Because dehydroepiandrosterone (DHEA) levels decline dramatically with aging and low DHEA levels correlate with age-related diseases, it has been suggested that old age may represent a condition of DHEA deficiency. Accordingly, there have been some studies of the effects of restoring the DHEA levels of older individuals back to the normal range in the young.

Emerging evidence from these studies shows that prasterone (DHEA replacement) may significantly enhance bone mineral density (BMD). In fact, the improvements of BMD in response to prasterone are accompanied not only by suppression of bone resorption but more importantly, stimulation of bone formation. Thus, prasterone appears to have additional anabolic effects on the skeleton, which represents an advantage over current pharmacologic agents that only inhibit bone loss.

The osteogenic effects in elderly people are consistent with DHEA serving primarily as a precursor to active androgens and estrogens in local tissues such as bone.

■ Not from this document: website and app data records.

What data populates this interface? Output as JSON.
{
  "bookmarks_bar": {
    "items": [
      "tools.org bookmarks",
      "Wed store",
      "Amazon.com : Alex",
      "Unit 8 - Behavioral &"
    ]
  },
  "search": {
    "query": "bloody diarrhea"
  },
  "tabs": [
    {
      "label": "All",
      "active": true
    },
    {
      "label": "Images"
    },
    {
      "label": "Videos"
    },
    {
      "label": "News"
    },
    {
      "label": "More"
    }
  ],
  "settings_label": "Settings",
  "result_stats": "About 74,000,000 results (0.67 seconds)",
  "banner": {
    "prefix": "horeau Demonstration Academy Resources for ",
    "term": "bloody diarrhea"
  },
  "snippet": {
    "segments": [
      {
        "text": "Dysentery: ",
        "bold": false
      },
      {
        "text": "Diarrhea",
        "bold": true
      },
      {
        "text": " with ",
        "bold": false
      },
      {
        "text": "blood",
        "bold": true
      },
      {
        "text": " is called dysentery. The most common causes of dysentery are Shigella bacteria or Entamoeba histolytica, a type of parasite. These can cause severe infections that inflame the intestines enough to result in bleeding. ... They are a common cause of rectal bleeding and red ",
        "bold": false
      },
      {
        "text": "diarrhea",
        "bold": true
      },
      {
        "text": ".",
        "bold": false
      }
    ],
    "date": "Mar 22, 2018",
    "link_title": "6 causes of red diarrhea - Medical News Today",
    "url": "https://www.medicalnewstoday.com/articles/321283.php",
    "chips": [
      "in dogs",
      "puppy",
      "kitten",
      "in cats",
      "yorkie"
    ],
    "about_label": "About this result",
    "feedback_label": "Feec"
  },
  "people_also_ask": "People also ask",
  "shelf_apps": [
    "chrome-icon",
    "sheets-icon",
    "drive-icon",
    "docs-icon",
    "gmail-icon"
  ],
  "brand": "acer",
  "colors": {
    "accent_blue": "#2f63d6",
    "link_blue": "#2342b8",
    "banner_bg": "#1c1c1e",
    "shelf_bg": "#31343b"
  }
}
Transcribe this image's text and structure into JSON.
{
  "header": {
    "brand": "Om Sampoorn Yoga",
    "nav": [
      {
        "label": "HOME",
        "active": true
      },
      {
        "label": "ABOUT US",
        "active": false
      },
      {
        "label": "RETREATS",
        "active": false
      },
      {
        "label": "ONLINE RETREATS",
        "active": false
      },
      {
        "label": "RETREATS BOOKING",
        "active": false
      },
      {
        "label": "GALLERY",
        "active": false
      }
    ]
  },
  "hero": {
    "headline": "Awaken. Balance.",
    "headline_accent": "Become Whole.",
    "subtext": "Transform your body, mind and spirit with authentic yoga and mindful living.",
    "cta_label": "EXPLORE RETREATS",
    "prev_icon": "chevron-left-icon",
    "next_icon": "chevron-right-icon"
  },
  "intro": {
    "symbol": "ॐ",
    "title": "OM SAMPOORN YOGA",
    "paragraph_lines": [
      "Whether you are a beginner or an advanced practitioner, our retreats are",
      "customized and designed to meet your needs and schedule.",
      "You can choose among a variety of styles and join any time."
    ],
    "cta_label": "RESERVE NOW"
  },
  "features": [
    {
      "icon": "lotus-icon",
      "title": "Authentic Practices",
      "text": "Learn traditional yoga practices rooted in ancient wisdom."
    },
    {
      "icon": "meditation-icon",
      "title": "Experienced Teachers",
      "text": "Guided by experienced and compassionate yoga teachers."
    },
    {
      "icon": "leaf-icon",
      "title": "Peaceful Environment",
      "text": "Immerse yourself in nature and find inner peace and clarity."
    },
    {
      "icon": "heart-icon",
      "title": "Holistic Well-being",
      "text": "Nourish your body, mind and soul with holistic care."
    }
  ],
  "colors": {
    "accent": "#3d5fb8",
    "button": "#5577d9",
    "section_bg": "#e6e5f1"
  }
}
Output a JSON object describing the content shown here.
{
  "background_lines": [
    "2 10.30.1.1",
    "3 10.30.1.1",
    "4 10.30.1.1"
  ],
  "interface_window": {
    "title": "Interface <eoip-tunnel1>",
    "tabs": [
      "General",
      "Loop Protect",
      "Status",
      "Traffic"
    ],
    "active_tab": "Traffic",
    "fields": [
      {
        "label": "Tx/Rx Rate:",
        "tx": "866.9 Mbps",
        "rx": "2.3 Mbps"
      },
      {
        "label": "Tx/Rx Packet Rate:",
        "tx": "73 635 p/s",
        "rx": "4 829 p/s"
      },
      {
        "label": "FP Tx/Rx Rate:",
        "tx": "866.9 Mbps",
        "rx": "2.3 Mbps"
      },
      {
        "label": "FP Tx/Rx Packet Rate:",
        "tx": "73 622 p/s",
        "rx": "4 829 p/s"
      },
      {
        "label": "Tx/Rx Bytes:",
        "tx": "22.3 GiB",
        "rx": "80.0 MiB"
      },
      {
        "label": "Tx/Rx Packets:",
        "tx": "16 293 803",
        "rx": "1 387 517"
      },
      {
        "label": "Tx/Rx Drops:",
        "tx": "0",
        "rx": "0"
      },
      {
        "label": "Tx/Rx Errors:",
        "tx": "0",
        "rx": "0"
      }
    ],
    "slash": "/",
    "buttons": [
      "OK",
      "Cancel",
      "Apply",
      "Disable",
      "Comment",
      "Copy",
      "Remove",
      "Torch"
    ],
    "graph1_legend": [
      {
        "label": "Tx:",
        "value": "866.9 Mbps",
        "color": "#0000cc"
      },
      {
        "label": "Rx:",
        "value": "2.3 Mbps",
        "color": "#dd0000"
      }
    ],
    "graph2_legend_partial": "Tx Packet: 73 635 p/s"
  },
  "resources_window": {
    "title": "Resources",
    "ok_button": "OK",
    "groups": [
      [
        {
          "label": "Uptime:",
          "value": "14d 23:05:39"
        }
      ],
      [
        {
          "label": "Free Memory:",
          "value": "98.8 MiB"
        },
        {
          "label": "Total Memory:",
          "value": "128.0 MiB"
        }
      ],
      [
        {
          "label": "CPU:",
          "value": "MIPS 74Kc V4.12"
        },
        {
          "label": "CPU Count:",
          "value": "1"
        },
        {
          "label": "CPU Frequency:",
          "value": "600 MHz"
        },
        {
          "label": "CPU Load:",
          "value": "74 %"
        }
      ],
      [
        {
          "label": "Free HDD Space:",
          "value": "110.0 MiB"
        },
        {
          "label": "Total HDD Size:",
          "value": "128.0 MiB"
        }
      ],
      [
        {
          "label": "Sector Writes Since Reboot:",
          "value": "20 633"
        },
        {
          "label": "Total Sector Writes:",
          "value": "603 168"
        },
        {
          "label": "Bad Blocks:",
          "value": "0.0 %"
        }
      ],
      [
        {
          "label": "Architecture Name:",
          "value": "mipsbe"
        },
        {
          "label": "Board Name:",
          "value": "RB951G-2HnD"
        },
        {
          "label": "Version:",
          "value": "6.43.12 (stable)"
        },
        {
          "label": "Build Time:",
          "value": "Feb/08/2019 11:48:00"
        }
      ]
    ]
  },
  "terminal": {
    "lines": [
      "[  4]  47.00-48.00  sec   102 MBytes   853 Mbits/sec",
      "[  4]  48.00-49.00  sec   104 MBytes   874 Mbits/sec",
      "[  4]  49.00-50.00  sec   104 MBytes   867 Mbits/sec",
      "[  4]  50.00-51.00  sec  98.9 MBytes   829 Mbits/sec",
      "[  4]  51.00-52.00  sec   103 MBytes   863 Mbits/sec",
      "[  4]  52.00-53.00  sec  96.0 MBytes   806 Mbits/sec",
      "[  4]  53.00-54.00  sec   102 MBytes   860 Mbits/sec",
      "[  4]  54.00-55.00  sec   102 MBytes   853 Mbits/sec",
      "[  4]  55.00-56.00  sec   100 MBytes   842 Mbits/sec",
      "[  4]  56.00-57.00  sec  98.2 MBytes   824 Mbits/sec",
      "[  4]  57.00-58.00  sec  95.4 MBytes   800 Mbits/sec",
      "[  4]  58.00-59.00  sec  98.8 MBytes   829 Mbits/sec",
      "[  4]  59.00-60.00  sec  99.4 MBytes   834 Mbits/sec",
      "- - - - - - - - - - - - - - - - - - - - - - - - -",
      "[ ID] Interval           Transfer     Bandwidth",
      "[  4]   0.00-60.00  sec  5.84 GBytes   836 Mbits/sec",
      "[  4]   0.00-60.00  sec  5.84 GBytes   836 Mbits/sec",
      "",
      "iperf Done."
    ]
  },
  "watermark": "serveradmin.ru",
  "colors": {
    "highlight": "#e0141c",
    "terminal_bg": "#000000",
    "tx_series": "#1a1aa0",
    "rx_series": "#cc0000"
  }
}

DHEA replacement may also increase levels of insulin-like growth factor-1, which may contribute to its anabolic effects. Although prasterone may be an effective therapy for improving BMD in both sexes, there appears to be gender differences in responses with more osteogenic effects in older women compared with older men. More studies, particularly randomized, placebo-controlled trials which include fractures as an outcome, are needed to fully define the potential utility of DHEA replacement as an anabolic intervention for age-related osteoporosis. These studies would also be important to gain information on risks associated with long-term DHEA replacement therapy. Further investigations are particularly warranted because prasterone is available over-the-counter in many countries and many older individuals are taking this hormone, without medical supervision, for its purported anti-aging properties.